Laboratory diagnosis of viral infections of the lung

Semin Respir Infect. 1995 Dec;10(4):189-98.


Over the past 10 years the diagnosis of viral pneumonias and other infections of the respiratory tract has been greatly facilitated by the application of new biotechnology. Molecular and immunologic techniques have been developed for the detection of viral nucleic acids and proteins in clinical materials obtained from the lung, either by bronchoalveolar lavage or biopsy. Clinicians are now able to obtain a virologic diagnosis with a high degree of sensitivity and specificity, often within a few hours of the diagnostic procedure. We review the current status of the newer molecular and immunologic modalities being applied to the rapid laboratory diagnosis of viral infections of the lung, including direct and indirect fluorescent antibody staining of material from the respiratory tract, enzyme immunoassays, centrifugation cultures, and molecular techniques, such as the polymerase chain reaction. These techniques permit the rational use of specific antiviral therapeutic agents in patients with drug-sensitive pulmonary viral infections, thus improving both morbidity and mortality.

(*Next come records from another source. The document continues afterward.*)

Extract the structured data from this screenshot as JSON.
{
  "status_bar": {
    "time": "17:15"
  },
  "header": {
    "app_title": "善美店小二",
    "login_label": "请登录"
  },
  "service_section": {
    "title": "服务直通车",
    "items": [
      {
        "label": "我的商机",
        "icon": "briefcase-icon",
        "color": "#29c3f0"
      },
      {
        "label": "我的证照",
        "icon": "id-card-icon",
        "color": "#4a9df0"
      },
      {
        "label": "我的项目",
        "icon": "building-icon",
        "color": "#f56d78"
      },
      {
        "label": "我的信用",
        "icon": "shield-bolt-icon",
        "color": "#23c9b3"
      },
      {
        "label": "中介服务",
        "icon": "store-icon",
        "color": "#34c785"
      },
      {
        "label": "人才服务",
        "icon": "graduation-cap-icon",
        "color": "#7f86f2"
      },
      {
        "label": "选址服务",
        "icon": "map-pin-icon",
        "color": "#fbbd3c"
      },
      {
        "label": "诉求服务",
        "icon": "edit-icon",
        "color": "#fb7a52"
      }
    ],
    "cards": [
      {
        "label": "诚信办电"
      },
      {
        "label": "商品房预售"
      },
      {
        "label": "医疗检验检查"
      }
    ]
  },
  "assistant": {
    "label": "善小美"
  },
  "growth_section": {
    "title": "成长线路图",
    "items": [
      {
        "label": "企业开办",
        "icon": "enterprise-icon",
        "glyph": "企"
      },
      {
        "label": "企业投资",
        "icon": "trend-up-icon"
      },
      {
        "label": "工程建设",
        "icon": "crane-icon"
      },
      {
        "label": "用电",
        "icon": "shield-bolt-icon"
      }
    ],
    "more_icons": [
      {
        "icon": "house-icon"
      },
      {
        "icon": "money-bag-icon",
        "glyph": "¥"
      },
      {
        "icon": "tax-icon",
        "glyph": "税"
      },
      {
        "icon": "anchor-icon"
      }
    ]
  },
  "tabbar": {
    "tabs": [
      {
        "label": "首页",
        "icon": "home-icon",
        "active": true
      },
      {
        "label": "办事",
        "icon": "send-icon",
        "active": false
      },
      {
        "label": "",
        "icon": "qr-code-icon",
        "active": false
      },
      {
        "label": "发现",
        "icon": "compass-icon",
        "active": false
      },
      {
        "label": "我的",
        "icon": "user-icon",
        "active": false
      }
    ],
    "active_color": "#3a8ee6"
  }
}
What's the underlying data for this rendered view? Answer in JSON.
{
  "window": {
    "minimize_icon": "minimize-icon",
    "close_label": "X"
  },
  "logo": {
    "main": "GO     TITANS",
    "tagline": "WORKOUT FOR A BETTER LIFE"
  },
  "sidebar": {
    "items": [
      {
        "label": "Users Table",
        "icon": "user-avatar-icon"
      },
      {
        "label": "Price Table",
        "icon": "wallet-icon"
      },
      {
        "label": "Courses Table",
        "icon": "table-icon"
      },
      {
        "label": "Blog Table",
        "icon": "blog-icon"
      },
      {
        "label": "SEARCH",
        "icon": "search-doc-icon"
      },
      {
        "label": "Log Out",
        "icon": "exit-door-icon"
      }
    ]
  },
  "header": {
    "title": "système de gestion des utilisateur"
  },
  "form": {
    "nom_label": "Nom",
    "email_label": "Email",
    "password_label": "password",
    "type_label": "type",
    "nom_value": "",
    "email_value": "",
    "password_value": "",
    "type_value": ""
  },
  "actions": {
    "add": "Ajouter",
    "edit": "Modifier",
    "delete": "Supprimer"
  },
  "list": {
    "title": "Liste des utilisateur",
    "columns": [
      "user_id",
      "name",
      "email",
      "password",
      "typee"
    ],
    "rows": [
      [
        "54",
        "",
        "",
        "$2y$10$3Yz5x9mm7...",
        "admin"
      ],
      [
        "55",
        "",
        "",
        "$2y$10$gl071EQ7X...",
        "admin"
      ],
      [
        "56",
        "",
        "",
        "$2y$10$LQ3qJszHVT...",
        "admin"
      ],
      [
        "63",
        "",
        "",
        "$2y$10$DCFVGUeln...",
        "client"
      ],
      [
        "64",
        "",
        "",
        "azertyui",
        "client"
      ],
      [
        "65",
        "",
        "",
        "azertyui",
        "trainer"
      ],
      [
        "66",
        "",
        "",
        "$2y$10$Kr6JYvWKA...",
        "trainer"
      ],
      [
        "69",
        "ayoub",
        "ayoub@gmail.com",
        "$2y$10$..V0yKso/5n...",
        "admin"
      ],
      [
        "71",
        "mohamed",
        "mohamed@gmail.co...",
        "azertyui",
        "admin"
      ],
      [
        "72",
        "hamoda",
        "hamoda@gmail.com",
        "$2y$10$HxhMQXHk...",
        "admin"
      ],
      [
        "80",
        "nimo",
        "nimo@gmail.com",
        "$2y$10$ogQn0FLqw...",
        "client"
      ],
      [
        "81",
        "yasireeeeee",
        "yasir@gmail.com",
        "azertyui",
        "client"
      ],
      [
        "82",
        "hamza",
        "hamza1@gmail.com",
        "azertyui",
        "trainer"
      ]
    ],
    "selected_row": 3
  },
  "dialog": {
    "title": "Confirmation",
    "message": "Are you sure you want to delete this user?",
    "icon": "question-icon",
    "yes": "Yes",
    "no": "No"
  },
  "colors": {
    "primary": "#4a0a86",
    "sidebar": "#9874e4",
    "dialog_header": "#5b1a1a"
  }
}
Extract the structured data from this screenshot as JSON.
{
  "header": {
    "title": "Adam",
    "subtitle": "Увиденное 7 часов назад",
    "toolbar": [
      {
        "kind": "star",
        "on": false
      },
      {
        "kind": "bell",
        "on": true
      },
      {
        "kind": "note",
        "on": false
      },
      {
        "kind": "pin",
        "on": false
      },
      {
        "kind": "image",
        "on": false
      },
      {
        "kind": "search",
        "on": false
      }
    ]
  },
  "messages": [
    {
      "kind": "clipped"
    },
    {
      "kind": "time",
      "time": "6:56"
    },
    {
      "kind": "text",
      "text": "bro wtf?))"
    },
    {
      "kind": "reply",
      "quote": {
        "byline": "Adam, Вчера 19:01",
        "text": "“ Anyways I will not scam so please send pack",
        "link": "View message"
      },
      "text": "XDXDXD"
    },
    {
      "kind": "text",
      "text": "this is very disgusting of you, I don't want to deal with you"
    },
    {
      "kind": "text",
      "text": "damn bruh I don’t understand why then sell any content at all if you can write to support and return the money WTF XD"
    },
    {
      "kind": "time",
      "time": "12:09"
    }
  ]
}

Publication types

  • Review

MeSH terms

  • Antigens, Viral / isolation & purification
  • Bronchoalveolar Lavage
  • Cells, Cultured
  • Clinical Laboratory Techniques*
  • Cytodiagnosis
  • Cytomegalovirus / isolation & purification
  • Enzyme-Linked Immunosorbent Assay
  • Fluorescent Antibody Technique, Direct
  • Fluorescent Antibody Technique, Indirect
  • Herpesviridae Infections / diagnosis
  • Herpesvirus 6, Human / isolation & purification
  • Humans
  • Pneumonia, Viral / diagnosis*
  • Pneumonia, Viral / drug therapy
  • Polymerase Chain Reaction
  • Sensitivity and Specificity
  • Viruses / isolation & purification


  • Antigens, Viral